Keep the images out and copy every entry below exactly.

[Dataset rows describing interfaces]
-=-=-=-=-

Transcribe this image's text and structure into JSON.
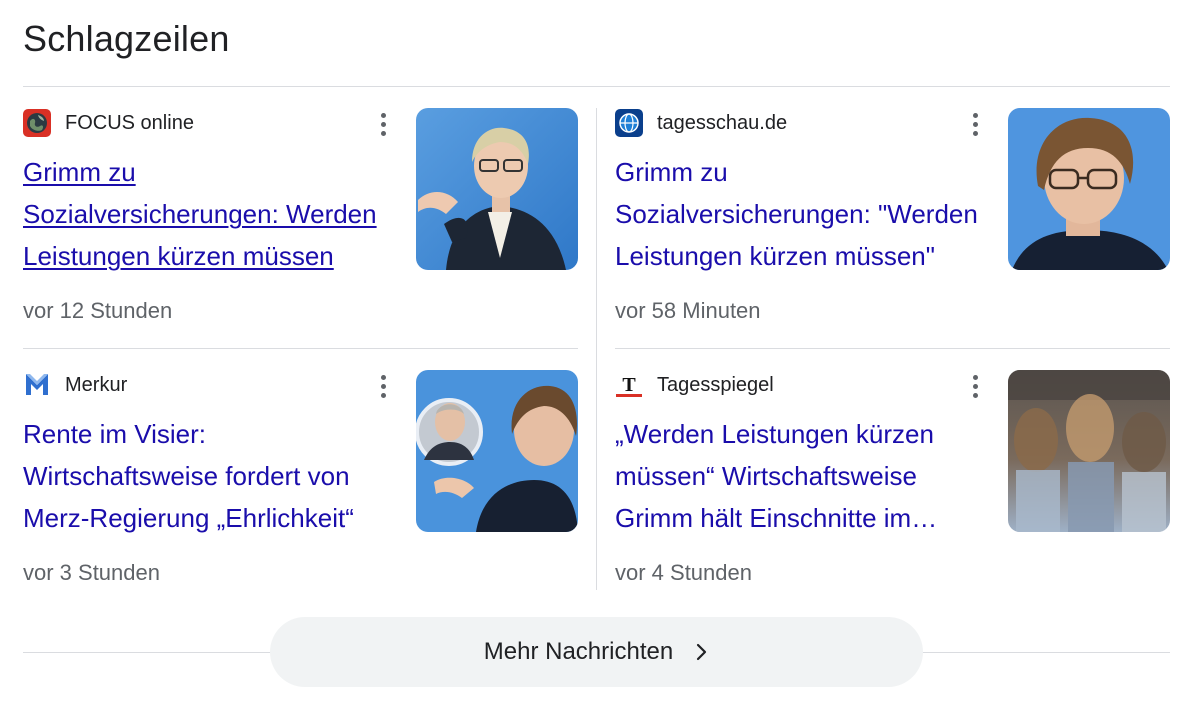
{
  "section": {
    "title": "Schlagzeilen"
  },
  "cards": [
    {
      "source": "FOCUS online",
      "source_icon": "focus-globe-icon",
      "headline": "Grimm zu Sozialversicherungen: Werden Leistungen kürzen müssen",
      "time": "vor 12 Stunden",
      "thumbnail": "woman-gesturing-blue-backdrop-photo"
    },
    {
      "source": "tagesschau.de",
      "source_icon": "tagesschau-globe-icon",
      "headline": "Grimm zu Sozialversicherungen: \"Werden Leistungen kürzen müssen\"",
      "time": "vor 58 Minuten",
      "thumbnail": "woman-with-glasses-portrait-photo"
    },
    {
      "source": "Merkur",
      "source_icon": "merkur-m-icon",
      "headline": "Rente im Visier: Wirtschaftsweise fordert von Merz-Regierung „Ehrlichkeit“",
      "time": "vor 3 Stunden",
      "thumbnail": "merz-and-grimm-composite-photo"
    },
    {
      "source": "Tagesspiegel",
      "source_icon": "tagesspiegel-t-icon",
      "headline": "„Werden Leistungen kürzen müssen“ Wirtschaftsweise Grimm hält Einschnitte im Sozialsystem für nötig",
      "time": "vor 4 Stunden",
      "thumbnail": "blurred-crowd-photo"
    }
  ],
  "footer": {
    "more_label": "Mehr Nachrichten"
  },
  "colors": {
    "link": "#1a0dab",
    "meta": "#5f6368",
    "divider": "#dadce0",
    "button_bg": "#f1f3f4"
  }
}
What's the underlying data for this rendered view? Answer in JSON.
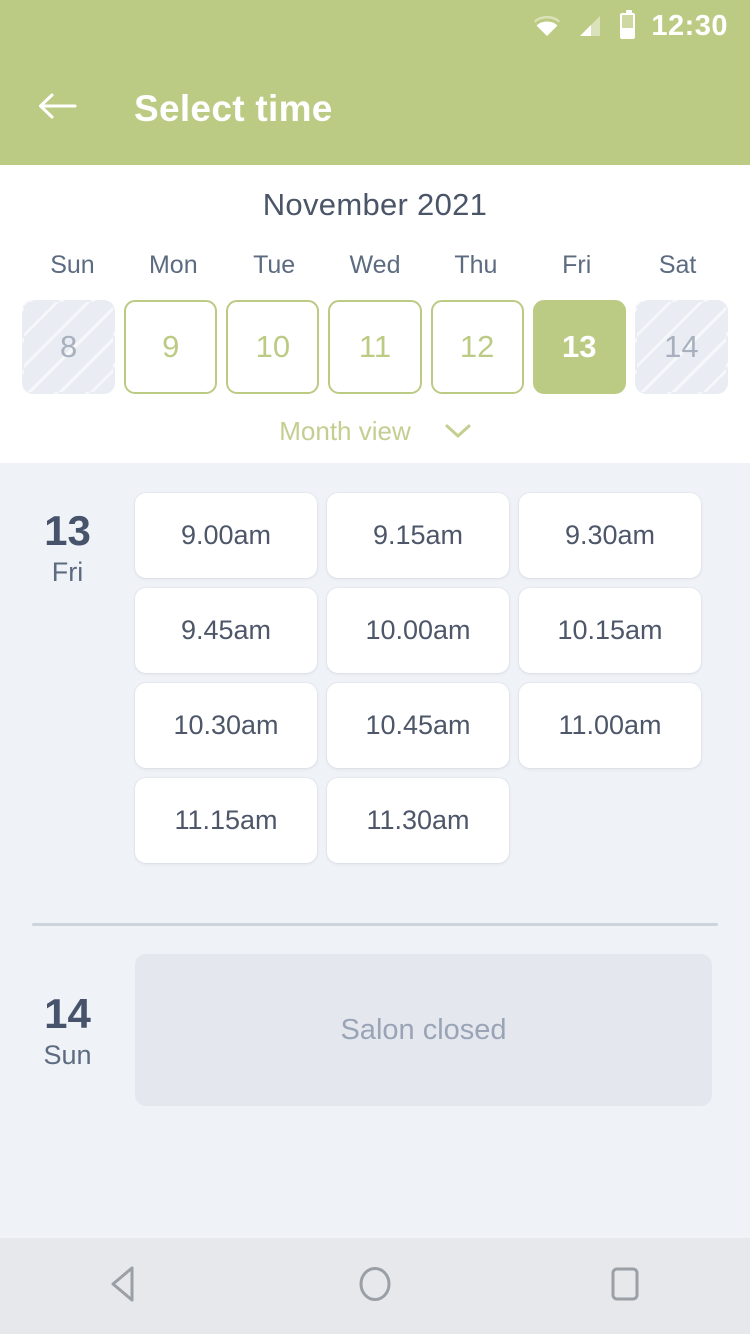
{
  "status_bar": {
    "time": "12:30",
    "icons": [
      "wifi-icon",
      "cellular-signal-icon",
      "battery-icon"
    ]
  },
  "app_bar": {
    "back_icon": "arrow-left-icon",
    "title": "Select time"
  },
  "calendar": {
    "month_title": "November 2021",
    "weekdays": [
      "Sun",
      "Mon",
      "Tue",
      "Wed",
      "Thu",
      "Fri",
      "Sat"
    ],
    "dates": [
      {
        "day": "8",
        "state": "disabled"
      },
      {
        "day": "9",
        "state": "available"
      },
      {
        "day": "10",
        "state": "available"
      },
      {
        "day": "11",
        "state": "available"
      },
      {
        "day": "12",
        "state": "available"
      },
      {
        "day": "13",
        "state": "selected"
      },
      {
        "day": "14",
        "state": "disabled"
      }
    ],
    "month_view_label": "Month view",
    "month_view_icon": "chevron-down-icon"
  },
  "schedule": [
    {
      "day_number": "13",
      "day_of_week": "Fri",
      "slots": [
        "9.00am",
        "9.15am",
        "9.30am",
        "9.45am",
        "10.00am",
        "10.15am",
        "10.30am",
        "10.45am",
        "11.00am",
        "11.15am",
        "11.30am"
      ],
      "closed_message": null
    },
    {
      "day_number": "14",
      "day_of_week": "Sun",
      "slots": [],
      "closed_message": "Salon closed"
    }
  ],
  "nav_bar": {
    "back_icon": "triangle-back-icon",
    "home_icon": "circle-home-icon",
    "recents_icon": "square-recents-icon"
  },
  "colors": {
    "accent": "#bccb84",
    "body_bg": "#eff2f7",
    "text_dark": "#46536b",
    "text_muted": "#9aa4b6"
  }
}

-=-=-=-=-

**Response box**.
Transcribe this image's text and structure into JSON.
{
  "section": {
    "title": "Schlagzeilen"
  },
  "cards": [
    {
      "source": "FOCUS online",
      "source_icon": "focus-globe-icon",
      "headline": "Grimm zu Sozialversicherungen: Werden Leistungen kürzen müssen",
      "time": "vor 12 Stunden",
      "thumbnail": "woman-gesturing-blue-backdrop-photo"
    },
    {
      "source": "tagesschau.de",
      "source_icon": "tagesschau-globe-icon",
      "headline": "Grimm zu Sozialversicherungen: \"Werden Leistungen kürzen müssen\"",
      "time": "vor 58 Minuten",
      "thumbnail": "woman-with-glasses-portrait-photo"
    },
    {
      "source": "Merkur",
      "source_icon": "merkur-m-icon",
      "headline": "Rente im Visier: Wirtschaftsweise fordert von Merz-Regierung „Ehrlichkeit“",
      "time": "vor 3 Stunden",
      "thumbnail": "merz-and-grimm-composite-photo"
    },
    {
      "source": "Tagesspiegel",
      "source_icon": "tagesspiegel-t-icon",
      "headline": "„Werden Leistungen kürzen müssen“ Wirtschaftsweise Grimm hält Einschnitte im Sozialsystem für nötig",
      "time": "vor 4 Stunden",
      "thumbnail": "blurred-crowd-photo"
    }
  ],
  "footer": {
    "more_label": "Mehr Nachrichten"
  },
  "colors": {
    "link": "#1a0dab",
    "meta": "#5f6368",
    "divider": "#dadce0",
    "button_bg": "#f1f3f4"
  }
}
What's the underlying data for this rendered view? Answer in JSON.
{
  "status_bar": {
    "time": "12:30",
    "icons": [
      "wifi-icon",
      "cellular-signal-icon",
      "battery-icon"
    ]
  },
  "app_bar": {
    "back_icon": "arrow-left-icon",
    "title": "Select time"
  },
  "calendar": {
    "month_title": "November 2021",
    "weekdays": [
      "Sun",
      "Mon",
      "Tue",
      "Wed",
      "Thu",
      "Fri",
      "Sat"
    ],
    "dates": [
      {
        "day": "8",
        "state": "disabled"
      },
      {
        "day": "9",
        "state": "available"
      },
      {
        "day": "10",
        "state": "available"
      },
      {
        "day": "11",
        "state": "available"
      },
      {
        "day": "12",
        "state": "available"
      },
      {
        "day": "13",
        "state": "selected"
      },
      {
        "day": "14",
        "state": "disabled"
      }
    ],
    "month_view_label": "Month view",
    "month_view_icon": "chevron-down-icon"
  },
  "schedule": [
    {
      "day_number": "13",
      "day_of_week": "Fri",
      "slots": [
        "9.00am",
        "9.15am",
        "9.30am",
        "9.45am",
        "10.00am",
        "10.15am",
        "10.30am",
        "10.45am",
        "11.00am",
        "11.15am",
        "11.30am"
      ],
      "closed_message": null
    },
    {
      "day_number": "14",
      "day_of_week": "Sun",
      "slots": [],
      "closed_message": "Salon closed"
    }
  ],
  "nav_bar": {
    "back_icon": "triangle-back-icon",
    "home_icon": "circle-home-icon",
    "recents_icon": "square-recents-icon"
  },
  "colors": {
    "accent": "#bccb84",
    "body_bg": "#eff2f7",
    "text_dark": "#46536b",
    "text_muted": "#9aa4b6"
  }
}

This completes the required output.